Nordstrom is test-running the shop-in-shops in 14 locations: Ala Moana in Honolulu, HI; Barton Creek Square in Austin, TX; Burlington, MA; Chandler Fashion Center in Chandler, AZ; Dadeland Mall in Miami, FL; Garden State Plaza in Paramus, NJ; Irvine Spectrum Center in Irvine, CA; Oakbrook Center in Oakbrook, IL; Phipps Plaza in Atlanta; The Plaza at King of Prussia in King of Prussia, PA; San Francisco Centre in San Francisco; South Coast Plaza in Costa Mesa, CA; Southcenter in Tukwila, WA; and Valley Fair in San Jose, CA.
This makes sense, since much of the success of this collaboration relies on the test shops and their locations.

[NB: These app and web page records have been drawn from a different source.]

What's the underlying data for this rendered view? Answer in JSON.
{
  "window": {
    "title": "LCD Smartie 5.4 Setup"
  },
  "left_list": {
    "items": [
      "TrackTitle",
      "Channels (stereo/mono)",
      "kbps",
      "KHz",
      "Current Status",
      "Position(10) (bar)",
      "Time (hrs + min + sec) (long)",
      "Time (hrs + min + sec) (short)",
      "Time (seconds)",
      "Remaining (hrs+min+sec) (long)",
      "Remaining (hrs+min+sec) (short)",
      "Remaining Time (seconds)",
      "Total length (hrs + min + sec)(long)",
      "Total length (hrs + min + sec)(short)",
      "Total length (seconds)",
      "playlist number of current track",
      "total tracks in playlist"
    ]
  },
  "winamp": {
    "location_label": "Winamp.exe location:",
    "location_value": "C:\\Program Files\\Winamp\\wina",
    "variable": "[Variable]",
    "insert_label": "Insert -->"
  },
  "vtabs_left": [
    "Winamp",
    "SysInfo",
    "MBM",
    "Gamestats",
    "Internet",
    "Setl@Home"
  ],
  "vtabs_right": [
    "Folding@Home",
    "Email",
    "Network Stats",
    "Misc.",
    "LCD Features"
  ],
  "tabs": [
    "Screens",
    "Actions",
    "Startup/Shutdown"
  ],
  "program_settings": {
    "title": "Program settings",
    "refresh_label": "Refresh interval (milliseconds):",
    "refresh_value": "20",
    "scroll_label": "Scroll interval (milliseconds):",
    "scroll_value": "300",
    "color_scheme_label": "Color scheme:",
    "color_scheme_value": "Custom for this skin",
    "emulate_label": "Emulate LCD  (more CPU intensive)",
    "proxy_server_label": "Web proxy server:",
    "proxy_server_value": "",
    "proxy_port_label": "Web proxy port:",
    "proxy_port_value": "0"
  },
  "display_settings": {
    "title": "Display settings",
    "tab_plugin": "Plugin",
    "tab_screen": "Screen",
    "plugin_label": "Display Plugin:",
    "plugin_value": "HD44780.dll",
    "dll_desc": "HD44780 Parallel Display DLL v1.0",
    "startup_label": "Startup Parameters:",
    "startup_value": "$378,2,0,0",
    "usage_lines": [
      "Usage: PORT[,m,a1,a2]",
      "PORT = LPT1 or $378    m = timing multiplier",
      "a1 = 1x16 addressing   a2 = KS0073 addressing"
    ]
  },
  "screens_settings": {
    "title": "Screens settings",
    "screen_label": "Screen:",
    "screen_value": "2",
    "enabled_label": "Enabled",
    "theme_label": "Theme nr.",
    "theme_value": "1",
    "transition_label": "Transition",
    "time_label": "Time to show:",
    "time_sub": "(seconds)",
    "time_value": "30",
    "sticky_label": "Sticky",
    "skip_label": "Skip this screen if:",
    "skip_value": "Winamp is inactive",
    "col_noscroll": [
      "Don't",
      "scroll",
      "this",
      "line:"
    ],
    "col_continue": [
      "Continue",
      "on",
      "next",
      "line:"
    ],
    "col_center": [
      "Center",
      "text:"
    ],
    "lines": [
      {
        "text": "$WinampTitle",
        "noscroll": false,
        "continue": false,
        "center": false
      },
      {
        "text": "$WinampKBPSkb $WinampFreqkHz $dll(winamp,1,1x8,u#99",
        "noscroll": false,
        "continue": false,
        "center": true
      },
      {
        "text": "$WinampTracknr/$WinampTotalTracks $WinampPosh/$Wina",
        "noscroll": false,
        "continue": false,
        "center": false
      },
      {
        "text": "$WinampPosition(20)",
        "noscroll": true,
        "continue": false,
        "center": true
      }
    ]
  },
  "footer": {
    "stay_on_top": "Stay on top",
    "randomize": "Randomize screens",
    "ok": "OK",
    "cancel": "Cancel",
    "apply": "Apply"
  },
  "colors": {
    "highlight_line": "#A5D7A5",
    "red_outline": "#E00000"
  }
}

For example, Louis Vuitton is not typically found in Macy’s locations. However, it has a shop-in-shop in Macy’s Herald Square in New York.
This is because this particular Macy’s location attracts a variety of consumers, including those who buy Louis Vuitton.
In this case, Nordstrom chose a variety of locations so that it could learn as much as possible, Nordstrom’s Ms. White said.
Indeed, Nordstrom does have to be careful to protect its image throughout this process by sticking to its core values.
“The Nordstrom brand equity is driven by its world-class service – personal attention, knowledgeable salespeople and customer-first service policies,” said Denise Lee Yohn, a San Diego-based brand consultant.
“If Nordstrom remains focused on this, and figures out how to adapt service to what younger affluent consumers want, its brand will only grow stronger,” she said.
Rachel Lamb, associate reporter on Luxury Daily, New York